LaFond displays an impressive range of humour. There’s global-scale irony-in-hindsight in “It’s A Gas Gas Gas,” where an automobile representative assures a journalist that the gasoline that will fuel his company’s product is perfectly safe. There’s the gentle irony of a self-pitying individual learning a lesson in fortitude in in “Not Fair” – a man who’s temporarily lost the use of his legs finds that his physician has prosthetics. There is the humorous mischief perpetrated by a witch on a love-potion-seeking customer in “Sabina’s Potion.” There’s the high spirits, comic-book action, and heartwarming heroism of “Mike’s Bus” – where a knot of citizens collaborate to foil a would-be robber. There’s continent-scale social satire in “It’s A Deal” – where one Native American chieftain and two white immigrants find a way to justify their duplicitousness in selling out/buying out Native Land cheaply. There’s the comedy-of-errors, with a sinister note of tragedy, in “Bear It” – where the narrator, a bear, mistakes the fear humans have of him for joy. There’s the I-lost-my-kingdom-for-a-horseshoe parable of “Squirrels & Nuts.” And there’s the dry humour of “Snowshoe” – a young volunteer with daddy issues faces a difficult military mission, learns to see things in perspective, and turns around to march back home: for when caught between a freezing brook and enemy fire, there’s no place like home.
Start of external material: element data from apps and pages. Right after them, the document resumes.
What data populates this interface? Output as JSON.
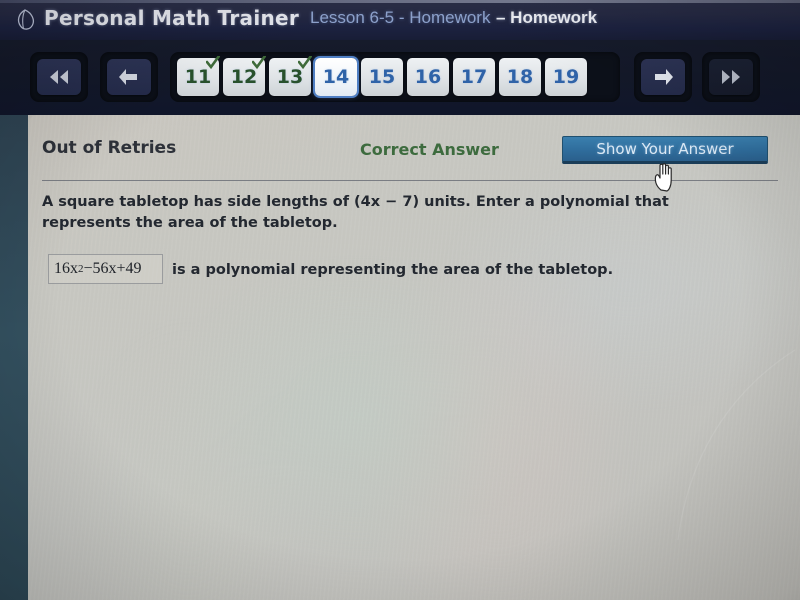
{
  "app": {
    "title": "Personal Math Trainer",
    "logo_icon": "leaf-droplet-logo-icon",
    "lesson_label": "Lesson 6-5 - Homework",
    "lesson_suffix": "– Homework"
  },
  "nav": {
    "rewind_icon": "rewind-double-left-icon",
    "back_icon": "arrow-left-icon",
    "forward_icon": "arrow-right-icon",
    "fast_forward_icon": "fast-forward-double-right-icon",
    "pages": [
      {
        "number": "11",
        "state": "completed"
      },
      {
        "number": "12",
        "state": "completed"
      },
      {
        "number": "13",
        "state": "completed"
      },
      {
        "number": "14",
        "state": "current"
      },
      {
        "number": "15",
        "state": "normal"
      },
      {
        "number": "16",
        "state": "normal"
      },
      {
        "number": "17",
        "state": "normal"
      },
      {
        "number": "18",
        "state": "normal"
      },
      {
        "number": "19",
        "state": "normal"
      }
    ]
  },
  "content": {
    "status_label": "Out of Retries",
    "correct_answer_label": "Correct Answer",
    "show_answer_button": "Show Your Answer",
    "question": "A square tabletop has side lengths of (4x − 7) units. Enter a polynomial that represents the area of the tabletop.",
    "answer_value_base": "16x",
    "answer_value_exponent": "2",
    "answer_value_rest": "−56x+49",
    "answer_suffix": "is a polynomial representing the area of the tabletop."
  },
  "cursor": {
    "icon": "pointing-hand-cursor"
  },
  "colors": {
    "titlebar": "#1f2440",
    "accent_blue": "#2f6d9c",
    "page_number_blue": "#2f63a8",
    "completed_green": "#28512c",
    "correct_green": "#3d6b3e",
    "content_bg": "#c6c7c3",
    "left_strip": "#33505f"
  }
}
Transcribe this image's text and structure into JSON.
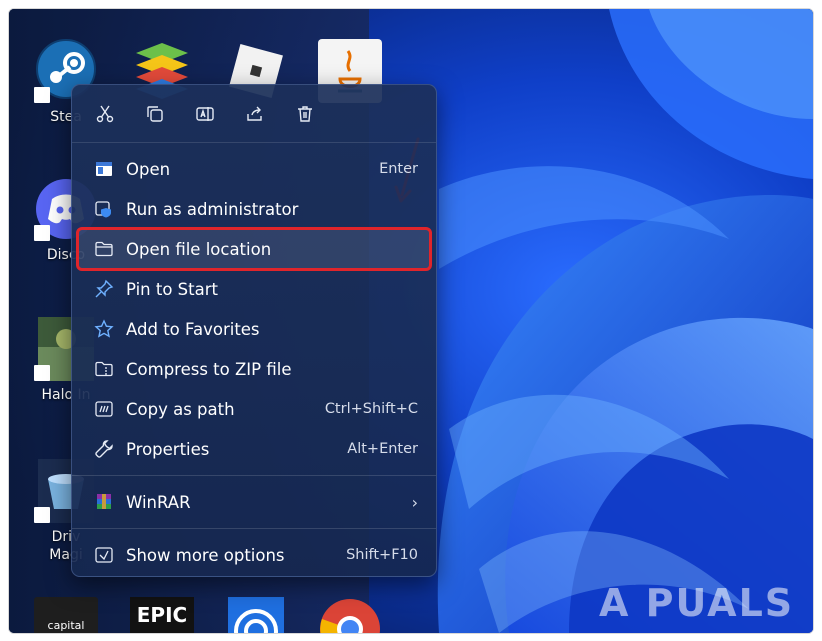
{
  "desktop": {
    "icons": [
      {
        "label": "Stea",
        "icon": "steam-icon"
      },
      {
        "label": "",
        "icon": "bluestacks-icon"
      },
      {
        "label": "",
        "icon": "roblox-icon"
      },
      {
        "label": "",
        "icon": "java-icon"
      },
      {
        "label": "Disco",
        "icon": "discord-icon"
      },
      {
        "label": "Halo In",
        "icon": "halo-icon"
      },
      {
        "label": "Driv",
        "label2": "Magi",
        "icon": "drive-magic-icon"
      },
      {
        "label": "",
        "icon": "capital-icon",
        "text": "capital"
      },
      {
        "label": "",
        "icon": "epic-games-icon",
        "text": "EPIC"
      },
      {
        "label": "",
        "icon": "app-icon"
      },
      {
        "label": "",
        "icon": "chrome-icon"
      }
    ]
  },
  "toolbar": {
    "buttons": [
      {
        "name": "cut",
        "icon": "scissors-icon"
      },
      {
        "name": "copy",
        "icon": "copy-icon"
      },
      {
        "name": "rename",
        "icon": "rename-icon"
      },
      {
        "name": "share",
        "icon": "share-icon"
      },
      {
        "name": "delete",
        "icon": "trash-icon"
      }
    ]
  },
  "menu": {
    "items": [
      {
        "label": "Open",
        "shortcut": "Enter",
        "icon": "window-icon"
      },
      {
        "label": "Run as administrator",
        "shortcut": "",
        "icon": "shield-icon"
      },
      {
        "label": "Open file location",
        "shortcut": "",
        "icon": "folder-icon",
        "highlighted": true
      },
      {
        "label": "Pin to Start",
        "shortcut": "",
        "icon": "pin-icon"
      },
      {
        "label": "Add to Favorites",
        "shortcut": "",
        "icon": "star-icon"
      },
      {
        "label": "Compress to ZIP file",
        "shortcut": "",
        "icon": "zip-icon"
      },
      {
        "label": "Copy as path",
        "shortcut": "Ctrl+Shift+C",
        "icon": "path-icon"
      },
      {
        "label": "Properties",
        "shortcut": "Alt+Enter",
        "icon": "wrench-icon"
      }
    ],
    "winrar": {
      "label": "WinRAR",
      "icon": "winrar-icon"
    },
    "more": {
      "label": "Show more options",
      "shortcut": "Shift+F10",
      "icon": "more-options-icon"
    }
  },
  "watermark": {
    "text": "A  PUALS"
  },
  "colors": {
    "highlight_border": "#e0252b",
    "menu_bg": "#1c305a",
    "wallpaper": "#1240d8"
  }
}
Some of these stories are poignant. In “The Promise,” a widower contemplating suicide is visited by his dead wife; she makes him promise to move on. Though hackneyed, the story works at this length. In “See You Soon,” a widower keeps fancying that he is seeing his dead wife all around the city. The reader wonders whether the narrator is going to be alright; the reflects that, his lifelong companion dead, perhaps he doesn’t much care to live any more. In “Damned If You Do,” the protagonist confronts his father’s history of abusive alcoholism. But his family instantly shut him down for washing their dirty laundry in public. This is a startling portrait of the human tendency to tolerate abnormal and abusive behaviour – but to remain paranoid about what other people think of them.
These thirty flash stories contain humour, colour, and feeling. This is a promising debut from William C. LaFond.
Read Tiny Novels In A Flash: 30 Short-Short Stories here. Read in soft copy to save paper.
Switching to soft-copy books has made my note-taking easier and more extensive, my reading therefore more mindful and critical. Read better, save paper, save room on your overflowing and dusty bookshelves, and (in most cases) save money too. Win-win! Try switching to soft copy today. (Yes. This is propaganda. From someone experiencing every day multiple ill-effects of climate change, deforestation, air pollution, and water pollution. Please have a thought for the earth.)